  • On March 8, 2010, a tornado touched down on the south side of town in Hammon, Oklahoma. Four homes were reported to be damaged along with one barn. Power lines and poles were downed during the storm.
  • On March 10, 2010, dozens of hail storms were reported throughout Arkansas, northeast Texas and northwestern Louisiana. In Arkansas, the towns of Miller and Delight reported baseball-sized hail. Baseball-sized hail was also reported in Plain Dealing, Louisiana. Strong winds in Forrest City, Arkansas resulted in an injury, and damage was reported for one business and two barns. A tornado in Center Hill, Arkansas resulted in one injury. Houses were badly damaged and trees and power lines were reported down. Three injuries were reported from a tornado that touched down in Pearson, Arkansas. Homes were badly damaged and trees and power lines were reported to be downed. Another tornado was also reported in Scott County, Mississippi. The twister was reported to have a maximum width of 400 yards. The storm uprooted and snapped several trees in the area.
  • For more information, please go to the Southern Regional Climate Center Home Page.
  • Western Region: (Information provided by the Western Regional Climate Center)
  • Overall, March was a fairly quiet month for the West with unremarkable temperature and precipitation anomalies.
  • Temperatures were near normal for the West except for parts of Montana where some locations were 6-8 degrees F (3.3-4.4 C) above the March normal. Great Falls, Montana, recorded their warmest March in 24 years. Most of the Southwest was slightly below normal while the Northwest was slightly above.
  • Precipitation was mostly below normal throughout the region except for eastern New Mexico and isolated pockets of the intermountain region. Clayton, NM, recorded their second wettest March on record going back 100 years.
  • Mountain snowpack on April 1st was below normal throughout the region except for Arizona, New Mexico and southern Utah. Locations in Pacific Northwest and the northern Intermountain region were as low as 55 percent to 70 percent of normal.
  • March 29-30: Strong Winds: A powerful front swept through the entire west with some heavy snow in the Sierra Nevada and rather strong winds in almost every western state causing blowing dust and numerous reports of trucks being blown over. Interstate 90 in near Livingston, MT, was closed early on the 29th after reports of tractor-trailers flipping from 71 mph wind gusts. Another truck flipped on U.S 395 near Olancha, CA, in the Owens Valley due to powerful winds on the 30th and twelve overhead transmission towers were lost just south of Olancha near Haiwee Lake.
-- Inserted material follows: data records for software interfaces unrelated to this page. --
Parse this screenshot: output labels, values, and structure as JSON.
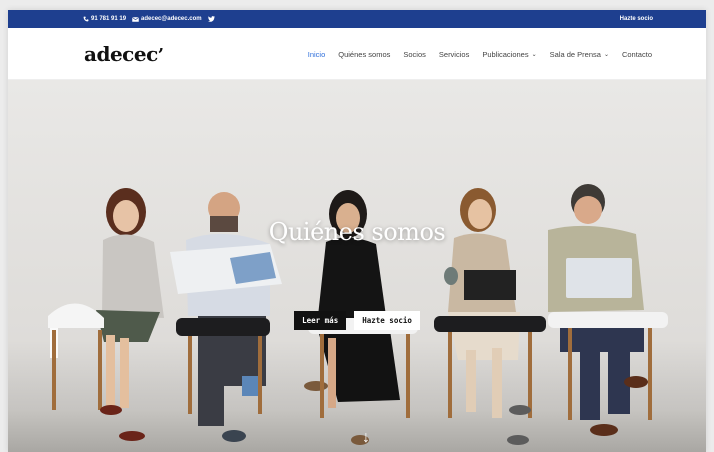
{
  "topbar": {
    "phone": "91 781 91 19",
    "email": "adecec@adecec.com",
    "cta": "Hazte socio"
  },
  "header": {
    "logo": "adecec",
    "logo_mark": "’"
  },
  "nav": {
    "items": [
      {
        "label": "Inicio",
        "active": true
      },
      {
        "label": "Quiénes somos"
      },
      {
        "label": "Socios"
      },
      {
        "label": "Servicios"
      },
      {
        "label": "Publicaciones",
        "dropdown": true
      },
      {
        "label": "Sala de Prensa",
        "dropdown": true
      },
      {
        "label": "Contacto"
      }
    ]
  },
  "hero": {
    "title": "Quiénes somos",
    "button_primary": "Leer más",
    "button_secondary": "Hazte socio"
  },
  "colors": {
    "topbar": "#1e3f8f",
    "accent": "#2f6fdb"
  },
  "icons": {
    "phone": "phone-icon",
    "mail": "mail-icon",
    "twitter": "twitter-icon",
    "scroll": "arrow-down-icon"
  }
}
See NCDC's Monthly Records web-page for weather and climate records for the month of May. For additional national, regional, and statewide data and graphics from 1895-present, for any period, please visit the Climate at a Glance page.


PLEASE NOTE: All of the temperature and precipitation ranks and values are based on preliminary data. The ranks will change when the final data are processed, but will not be replaced on these pages. Graphics based on final data are provided on the Climate Monitoring Products page and the Climate at a Glance page as they become available.

Citing This Report

NOAA National Climatic Data Center, State of the Climate: National Overview for March 2010, published online April 2010, retrieved on December 22, 2014 from http://www.ncdc.noaa.gov/sotc/national/2010/3.